Review of “Death Valley” by Melissa Broder – Surrealism Takes a Bite
Melissa Broder’s third novel, Death Valley, is often described as surreal, with an abundance of fantastical elements. However, it’s important to also recognize the realistic aspects and well-crafted world building that lay the foundation for the story. Set in the desert, it follows a Los Angeles writer who seeks solace and creative inspiration while her father fights for his life after a car accident. Death looms over the protagonist’s mind, filling her thoughts with dark, obsessive, and self-centered musings. Hoping for a change in perspective, she immerses herself in the vast desert landscape and stays at a Best Western motel, while also facing her father’s impending death and her husband’s mysterious chronic illness (which has taken a toll on their marriage as he has seen 27 doctors in nine years).
“I selected this desert town as the location for my escape because it serves as the fictional home of a beloved cartoon bighorn sheep from my childhood, which also captivated my father. The protagonist’s voice carries a light, airy quality as she anticipates the otherworldliness of her upcoming adventure. One of the remarkable aspects of Death Valley is Broder’s skill in tracing her heroine’s emotional vulnerabilities and idiosyncrasies in a way that allows her readers to feel connected to her journey. We eagerly await revelations as the protagonist embarks on her pilgrimage through the harsh expanse of the desert, armed with humor, wit, and fond memories of happier days as her survival tools.”

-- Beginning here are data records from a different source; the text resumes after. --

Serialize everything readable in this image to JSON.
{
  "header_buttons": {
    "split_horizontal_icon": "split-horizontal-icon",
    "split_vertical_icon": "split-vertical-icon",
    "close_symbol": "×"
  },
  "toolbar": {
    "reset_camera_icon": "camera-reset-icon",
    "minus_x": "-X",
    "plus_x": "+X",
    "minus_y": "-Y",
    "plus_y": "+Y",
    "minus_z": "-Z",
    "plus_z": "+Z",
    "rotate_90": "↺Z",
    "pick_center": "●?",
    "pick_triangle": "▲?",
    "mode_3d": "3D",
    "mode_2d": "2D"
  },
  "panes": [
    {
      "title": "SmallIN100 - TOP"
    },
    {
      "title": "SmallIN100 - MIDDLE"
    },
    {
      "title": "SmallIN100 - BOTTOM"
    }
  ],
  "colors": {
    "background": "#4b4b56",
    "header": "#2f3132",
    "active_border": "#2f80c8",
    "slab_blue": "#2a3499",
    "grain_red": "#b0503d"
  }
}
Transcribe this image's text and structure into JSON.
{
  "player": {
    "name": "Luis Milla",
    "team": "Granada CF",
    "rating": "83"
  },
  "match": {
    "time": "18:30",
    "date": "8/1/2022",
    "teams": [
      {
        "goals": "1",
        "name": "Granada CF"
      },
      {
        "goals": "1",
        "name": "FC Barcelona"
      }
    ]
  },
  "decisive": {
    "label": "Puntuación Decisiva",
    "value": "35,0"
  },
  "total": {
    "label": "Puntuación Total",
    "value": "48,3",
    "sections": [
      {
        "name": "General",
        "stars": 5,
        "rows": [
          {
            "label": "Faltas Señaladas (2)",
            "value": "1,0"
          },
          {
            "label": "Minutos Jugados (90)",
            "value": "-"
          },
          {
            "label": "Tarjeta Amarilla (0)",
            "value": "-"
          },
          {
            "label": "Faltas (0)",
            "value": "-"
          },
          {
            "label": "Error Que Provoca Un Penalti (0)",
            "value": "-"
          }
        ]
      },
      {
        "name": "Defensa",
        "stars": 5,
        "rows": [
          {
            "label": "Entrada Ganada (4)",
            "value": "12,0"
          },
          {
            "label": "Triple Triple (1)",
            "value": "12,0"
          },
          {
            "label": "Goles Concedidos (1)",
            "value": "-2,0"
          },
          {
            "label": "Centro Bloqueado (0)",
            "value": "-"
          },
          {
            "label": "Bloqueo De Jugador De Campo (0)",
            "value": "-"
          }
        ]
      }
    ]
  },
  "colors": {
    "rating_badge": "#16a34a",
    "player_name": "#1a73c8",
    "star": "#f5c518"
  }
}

“My check-in process at Best Western was efficient and met my expectations, but what truly stood out was the warm and comforting demeanor of Jethra, the woman at the front desk. Her presence was refreshing and inviting, without feeling suffocating. I couldn’t help but be drawn to her, especially since she reminded me of a ripe tomato. The interaction was comical, with clever wordplay referencing the hotel’s popular blueberry muffins. The main character of Broder’s story is a recovering addict, and her past addiction to sex leads her to feel attracted to both Jethra and Zip, a knowledgeable front desk clerk with a smug attitude and a passion for cacti. Jethra is the one who informs her about a nearby hiking trail.”
Death Valley has three distinct landscapes: the desert, the realm of technology, and the human heart. The protagonist frequently communicates with her father, who is hospitalized, and her sick husband in their Los Angeles apartment through phone calls and Facetime sessions. It’s both heartbreaking and amusing to witness her struggles in communicating openly and honestly with these men, as well as her superstitious mother who has a strong personality.
However, emotions need a place to go, and in this story they combine with the barren desert scenery. During her initial excursion, the main character stumbles upon a large, enigmatic cactus with a crevice down the middle. Before she knows it, she is climbing inside and coming face to face with her father as a youngster and later as a teenager. These moments have a hallucinogenic quality, with the cactus acting as a spiritual retreat that reveals memories of the past instead of prophesizing the future.
Both Jethra and Zip doubt the protagonist’s description of the towering cactus. However, she is an adventurer and a seeker, and she will encounter even more intense magical experiences with other loved ones. The desert has a unique allure that inspires writers to use its varied landscape, from desolate to verdant, as a canvas for their imagination. At times, I was reminded of Joan Didion’s White Album, specifically her essay “James Pike, American,” which tells the story of a theologian who wandered into the Judean desert with his third wife and two cans of Coke, only to meet his demise. It is a well-known fact that humans can quickly perish in the desert. In Death Valley, a person without water can die in just 14 hours.
In this story, Broder presents a main character who converses with nature and receives responses. The majority of this surreal story occurs in a desert setting. Broder utilizes all of her skills to drive the narrative forward and maintain its pace, but at times, readers may struggle to suspend their disbelief. The depth and wit of the story may also diminish in the hazy landscape, which could be intentional.
Is it possible that the extreme effects of global warming, which we are experiencing directly, will demand a different approach from writers who incorporate nature into their work? It is currently too early to tell. However, Broder has the benefit of delving into the depths of human emotions and thoughts – love, fear, worry, addiction, mortality – and reflecting them back to us. She cleverly presents us with a main character who is optimistic rather than powerless, and her writing keeps us intrigued about what challenges she will face next.